Sort through the listing below and keep each line with the word "true". Copy those.

(DATA SUPPLIED)

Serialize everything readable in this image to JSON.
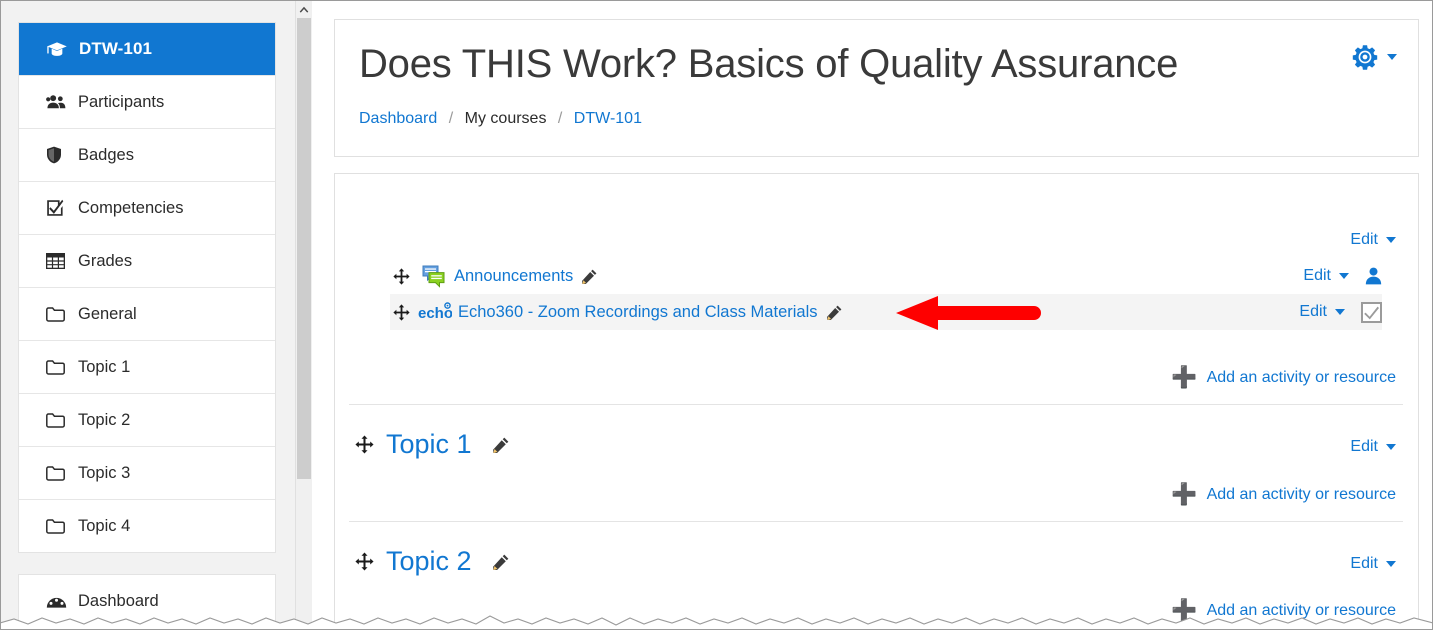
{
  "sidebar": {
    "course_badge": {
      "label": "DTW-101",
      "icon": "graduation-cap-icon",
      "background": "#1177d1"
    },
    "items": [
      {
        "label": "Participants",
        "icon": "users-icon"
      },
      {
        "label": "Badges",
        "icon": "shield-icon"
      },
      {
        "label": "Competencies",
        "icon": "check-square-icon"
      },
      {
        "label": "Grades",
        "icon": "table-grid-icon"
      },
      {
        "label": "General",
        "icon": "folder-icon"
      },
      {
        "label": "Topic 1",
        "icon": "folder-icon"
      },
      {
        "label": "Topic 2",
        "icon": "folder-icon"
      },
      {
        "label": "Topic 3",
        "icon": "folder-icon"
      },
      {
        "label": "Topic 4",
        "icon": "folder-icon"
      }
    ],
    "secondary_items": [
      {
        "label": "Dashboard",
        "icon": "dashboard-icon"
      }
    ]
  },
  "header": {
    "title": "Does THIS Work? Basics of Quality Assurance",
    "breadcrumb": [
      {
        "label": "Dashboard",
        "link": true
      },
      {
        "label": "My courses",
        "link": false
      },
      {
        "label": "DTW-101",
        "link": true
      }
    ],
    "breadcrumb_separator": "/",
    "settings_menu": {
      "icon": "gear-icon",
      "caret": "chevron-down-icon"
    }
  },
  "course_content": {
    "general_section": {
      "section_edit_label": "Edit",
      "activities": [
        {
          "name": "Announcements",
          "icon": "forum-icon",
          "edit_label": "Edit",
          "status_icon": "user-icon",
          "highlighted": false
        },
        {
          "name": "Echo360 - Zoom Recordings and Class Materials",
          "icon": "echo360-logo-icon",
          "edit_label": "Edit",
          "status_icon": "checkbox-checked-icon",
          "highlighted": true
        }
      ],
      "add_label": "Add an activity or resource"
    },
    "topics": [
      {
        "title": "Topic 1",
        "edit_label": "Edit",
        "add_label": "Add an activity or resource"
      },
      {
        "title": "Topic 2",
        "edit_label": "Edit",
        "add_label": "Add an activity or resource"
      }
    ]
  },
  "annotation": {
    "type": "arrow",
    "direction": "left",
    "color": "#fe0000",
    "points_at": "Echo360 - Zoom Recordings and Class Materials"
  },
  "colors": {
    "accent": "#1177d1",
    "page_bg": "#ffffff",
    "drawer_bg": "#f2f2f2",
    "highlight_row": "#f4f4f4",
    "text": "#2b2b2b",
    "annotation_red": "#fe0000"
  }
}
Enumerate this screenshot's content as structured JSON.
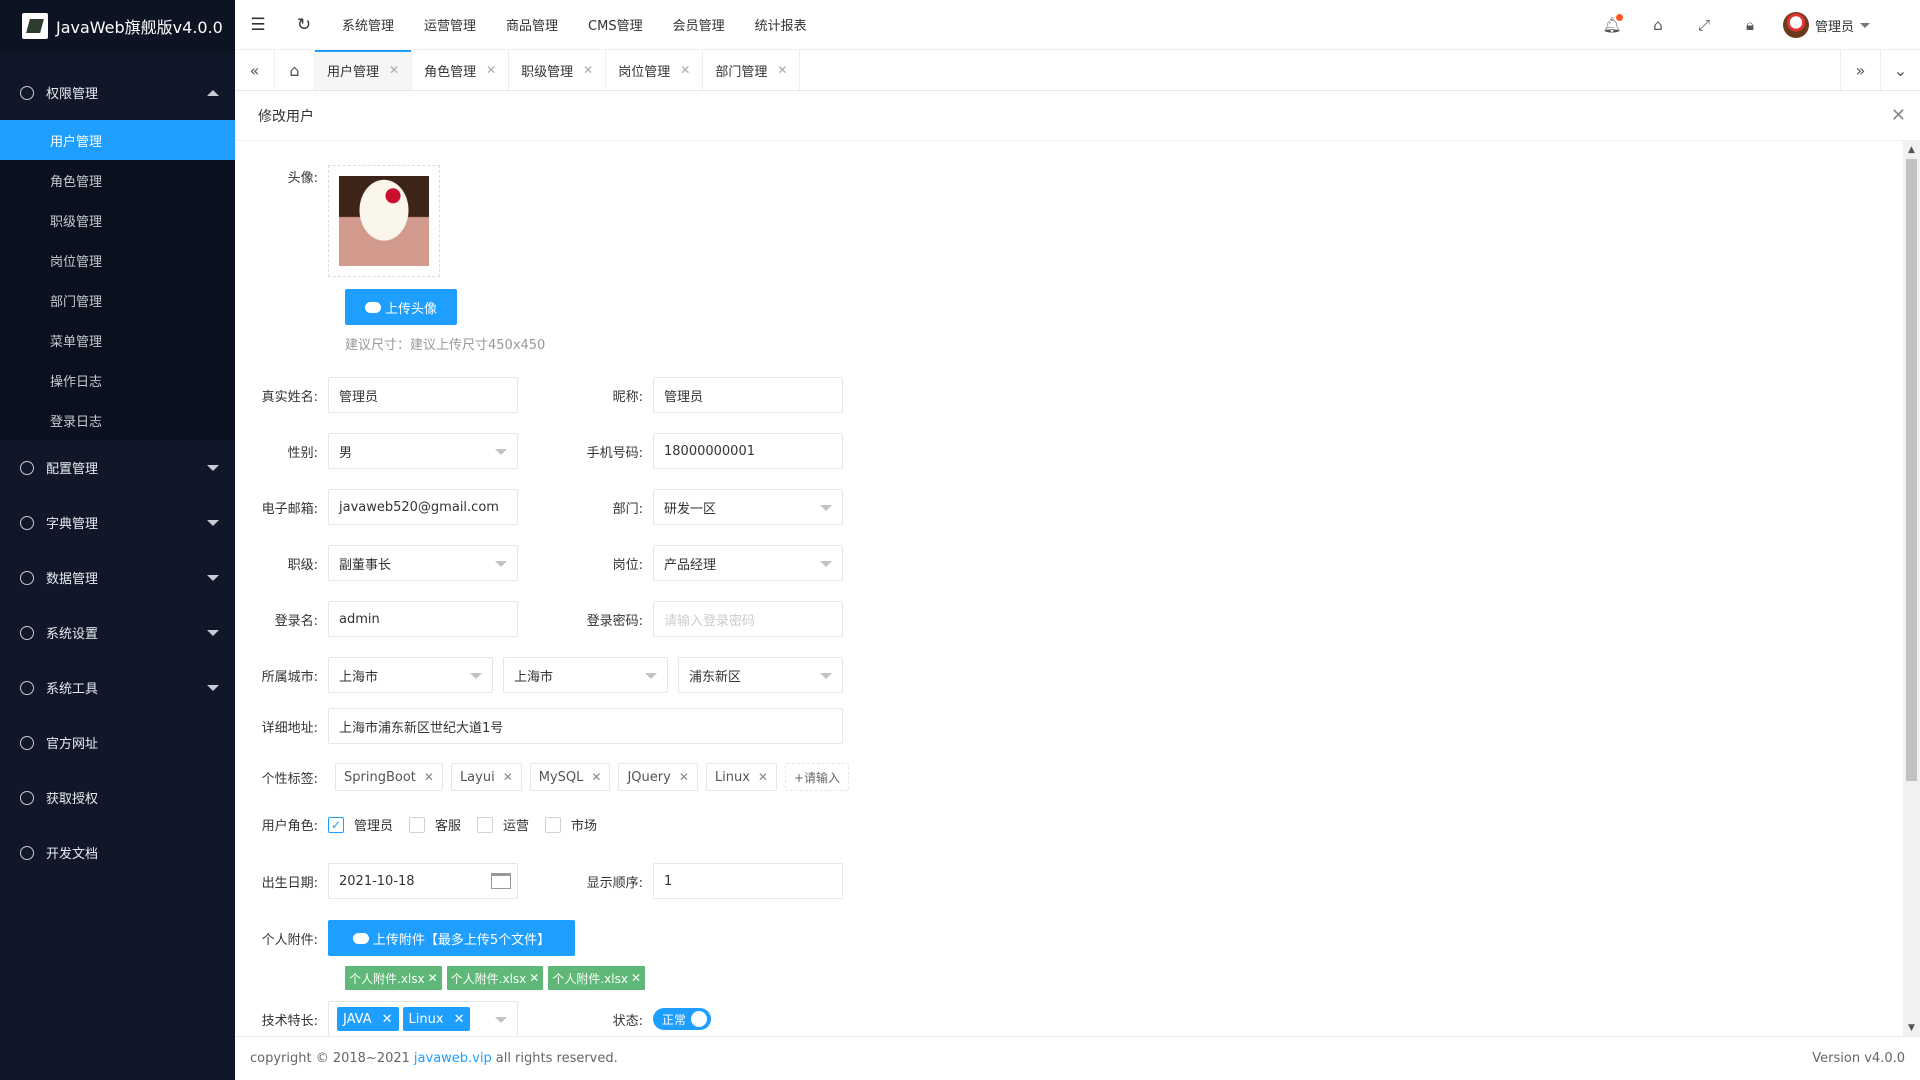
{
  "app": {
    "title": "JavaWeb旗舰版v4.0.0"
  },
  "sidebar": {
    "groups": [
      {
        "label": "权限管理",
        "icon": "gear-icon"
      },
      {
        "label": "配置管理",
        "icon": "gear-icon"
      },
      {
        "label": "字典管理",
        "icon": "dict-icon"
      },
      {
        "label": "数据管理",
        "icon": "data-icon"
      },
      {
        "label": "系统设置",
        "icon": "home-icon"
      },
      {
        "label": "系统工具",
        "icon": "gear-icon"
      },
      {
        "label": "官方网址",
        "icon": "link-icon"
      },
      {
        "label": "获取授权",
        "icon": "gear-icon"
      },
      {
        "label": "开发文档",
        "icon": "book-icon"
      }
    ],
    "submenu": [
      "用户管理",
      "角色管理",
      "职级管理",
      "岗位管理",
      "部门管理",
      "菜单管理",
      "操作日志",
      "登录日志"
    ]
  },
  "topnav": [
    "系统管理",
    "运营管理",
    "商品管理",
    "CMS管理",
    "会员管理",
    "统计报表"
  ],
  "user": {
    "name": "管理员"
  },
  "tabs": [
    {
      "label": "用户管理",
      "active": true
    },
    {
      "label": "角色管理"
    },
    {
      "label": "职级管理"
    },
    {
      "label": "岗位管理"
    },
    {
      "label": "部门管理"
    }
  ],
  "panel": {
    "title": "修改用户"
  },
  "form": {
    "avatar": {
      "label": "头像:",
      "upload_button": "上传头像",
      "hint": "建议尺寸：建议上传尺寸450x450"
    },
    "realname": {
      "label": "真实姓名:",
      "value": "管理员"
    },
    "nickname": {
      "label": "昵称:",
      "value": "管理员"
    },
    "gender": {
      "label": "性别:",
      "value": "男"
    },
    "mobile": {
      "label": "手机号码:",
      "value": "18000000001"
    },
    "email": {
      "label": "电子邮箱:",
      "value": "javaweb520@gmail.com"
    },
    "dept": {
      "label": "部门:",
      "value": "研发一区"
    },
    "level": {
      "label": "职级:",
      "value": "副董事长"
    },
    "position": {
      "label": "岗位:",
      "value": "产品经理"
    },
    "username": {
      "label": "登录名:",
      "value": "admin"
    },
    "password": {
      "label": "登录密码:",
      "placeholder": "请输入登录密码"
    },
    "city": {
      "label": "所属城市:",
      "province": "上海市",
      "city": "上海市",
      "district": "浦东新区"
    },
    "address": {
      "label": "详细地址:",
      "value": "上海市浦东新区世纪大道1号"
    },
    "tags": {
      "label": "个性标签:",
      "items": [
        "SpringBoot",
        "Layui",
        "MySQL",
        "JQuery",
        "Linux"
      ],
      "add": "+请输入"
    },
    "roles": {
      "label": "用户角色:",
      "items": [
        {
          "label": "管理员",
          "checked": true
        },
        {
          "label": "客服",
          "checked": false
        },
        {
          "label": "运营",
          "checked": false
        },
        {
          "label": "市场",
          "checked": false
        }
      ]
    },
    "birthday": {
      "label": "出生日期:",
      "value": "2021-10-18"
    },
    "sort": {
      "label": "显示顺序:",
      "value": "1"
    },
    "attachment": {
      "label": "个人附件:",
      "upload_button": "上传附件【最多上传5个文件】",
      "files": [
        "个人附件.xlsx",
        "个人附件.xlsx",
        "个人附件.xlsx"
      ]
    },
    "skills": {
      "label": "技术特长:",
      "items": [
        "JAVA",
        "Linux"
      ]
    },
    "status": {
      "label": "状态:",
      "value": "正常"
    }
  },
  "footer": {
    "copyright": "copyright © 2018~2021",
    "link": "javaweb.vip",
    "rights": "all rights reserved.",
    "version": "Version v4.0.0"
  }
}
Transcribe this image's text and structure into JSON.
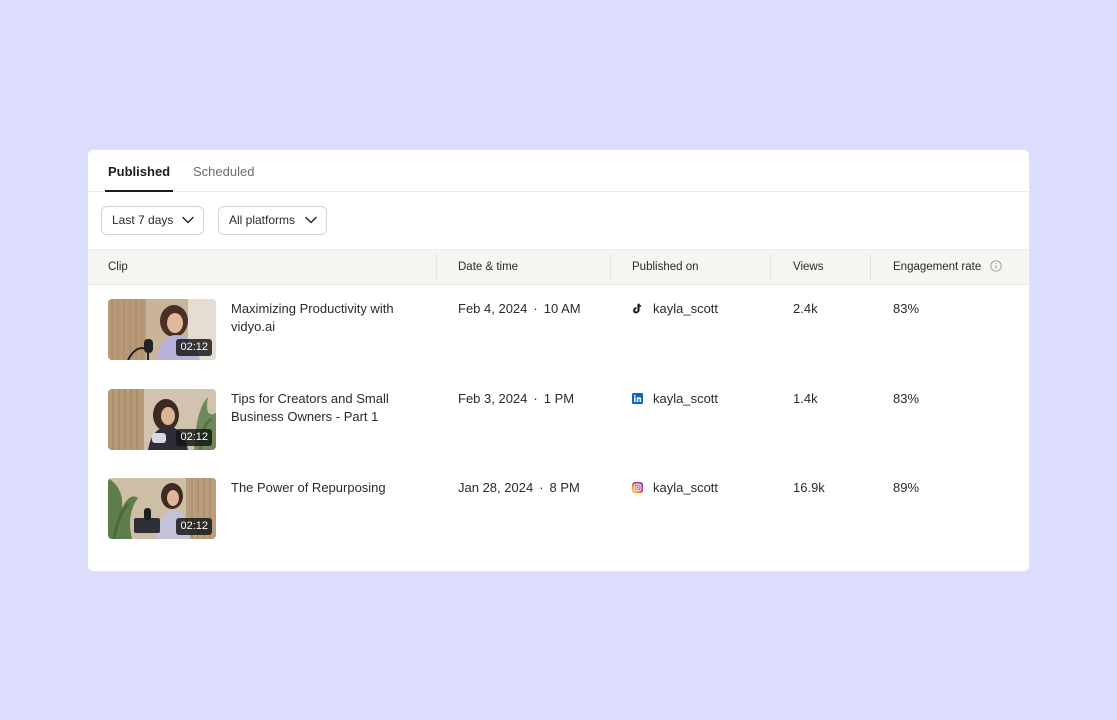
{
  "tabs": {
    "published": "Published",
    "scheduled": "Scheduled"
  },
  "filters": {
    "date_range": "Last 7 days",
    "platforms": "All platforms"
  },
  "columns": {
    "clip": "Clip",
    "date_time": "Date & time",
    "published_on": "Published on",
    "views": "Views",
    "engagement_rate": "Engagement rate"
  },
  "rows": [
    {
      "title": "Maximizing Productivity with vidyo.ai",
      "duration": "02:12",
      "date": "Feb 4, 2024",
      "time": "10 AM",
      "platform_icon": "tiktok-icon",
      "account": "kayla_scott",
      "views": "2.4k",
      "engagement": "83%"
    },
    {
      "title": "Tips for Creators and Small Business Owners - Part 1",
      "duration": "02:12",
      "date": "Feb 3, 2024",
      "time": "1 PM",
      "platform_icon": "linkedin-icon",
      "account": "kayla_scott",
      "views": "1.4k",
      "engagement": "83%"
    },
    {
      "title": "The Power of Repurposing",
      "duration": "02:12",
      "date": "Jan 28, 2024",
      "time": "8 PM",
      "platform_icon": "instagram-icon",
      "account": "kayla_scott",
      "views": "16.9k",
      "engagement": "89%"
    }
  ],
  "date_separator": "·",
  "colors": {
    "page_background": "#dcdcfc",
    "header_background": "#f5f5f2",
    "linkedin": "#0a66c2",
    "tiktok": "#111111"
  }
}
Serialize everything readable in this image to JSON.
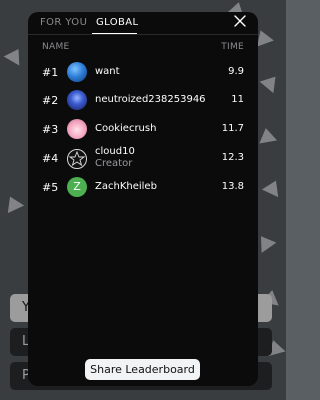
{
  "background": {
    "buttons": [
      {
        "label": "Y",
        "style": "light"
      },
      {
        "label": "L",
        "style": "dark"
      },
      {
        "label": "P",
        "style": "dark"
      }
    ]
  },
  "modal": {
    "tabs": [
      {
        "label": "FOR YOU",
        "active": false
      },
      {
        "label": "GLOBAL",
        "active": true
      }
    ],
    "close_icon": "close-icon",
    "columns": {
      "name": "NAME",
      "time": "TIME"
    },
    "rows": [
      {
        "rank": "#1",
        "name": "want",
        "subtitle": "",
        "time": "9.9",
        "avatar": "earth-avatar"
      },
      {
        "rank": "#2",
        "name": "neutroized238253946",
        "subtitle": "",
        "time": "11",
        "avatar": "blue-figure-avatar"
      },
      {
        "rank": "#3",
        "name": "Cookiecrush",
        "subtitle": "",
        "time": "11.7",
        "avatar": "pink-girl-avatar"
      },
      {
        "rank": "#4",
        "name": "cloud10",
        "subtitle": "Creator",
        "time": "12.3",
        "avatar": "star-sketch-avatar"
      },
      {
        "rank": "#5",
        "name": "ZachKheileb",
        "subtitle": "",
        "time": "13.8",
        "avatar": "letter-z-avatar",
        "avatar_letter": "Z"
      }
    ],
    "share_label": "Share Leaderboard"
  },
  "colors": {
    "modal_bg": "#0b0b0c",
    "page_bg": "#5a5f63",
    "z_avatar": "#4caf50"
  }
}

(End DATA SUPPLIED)

SOLUTION TO THE PROBLEM:
        "link": true
        "link": true
          "highlighted": true
      "active": true
          "checked": true
        "active": true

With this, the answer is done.